Thank you to the many supporters and community members who were in attendance, your energy and support made this a successful celebration. For our supporters who were unable to attend, we hope you will join us next year when we celebrate our next group of award winners!


How else can I help?

There are many ways that you can help make a difference in the lives of the youth and moms we work with.

Get Involved Today

Newsletter 2020

June 10, 2022

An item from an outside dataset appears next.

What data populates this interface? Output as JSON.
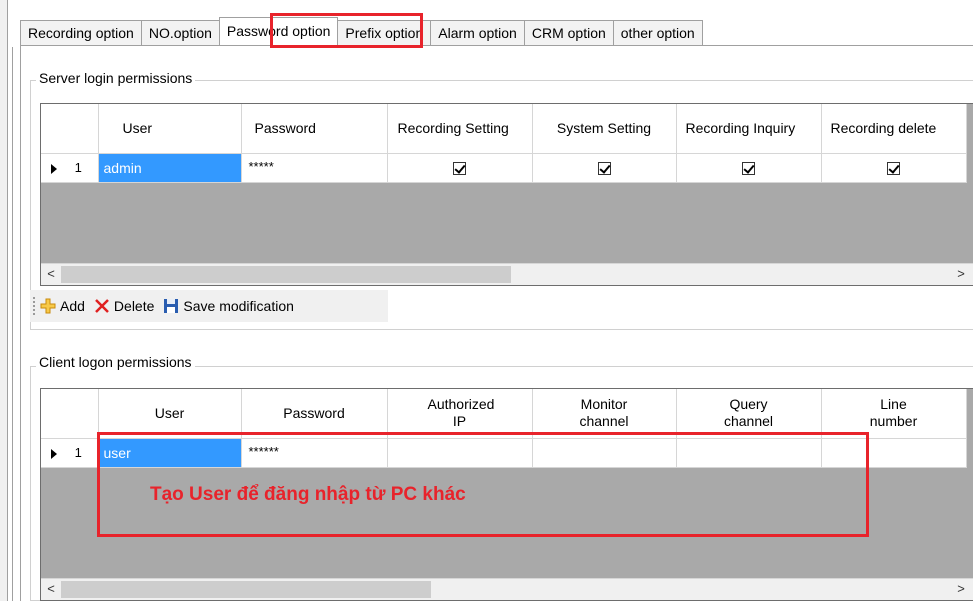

Inside this issue: In this newsletter, we have five different stories to share including a Partnership Highlight with Aunt Leah’s Foundation, a story from Aunt Leah’s participant Rain, on overcoming obstacles with strength and kindness, a Volunteer Spotlight with Jonathan Lopez, a story about Lale House & Supportive Suites, and a story from a former Aunt Leah’s House participant Diana.

You can read these stories from our 2020 issue below

Newsletter 2019

June 10, 2022

Inside this issue: In this newsletter, we hear from Brendan who is giving youth a voice and more possibilities for the future. “Plates of Possibility is a program run for youth, by youth.” Brendan wants to see more youth contribute their ideas and set them on the path to success. Along with Brendan’s story, our 2019 Newsletter highlights:

  • A Conversation with Barbara Coates (Executive Director) and Tom Littlewood (Program Director) at Dan’s Legacy
  • Donor Spotlight: MNP

Read Issue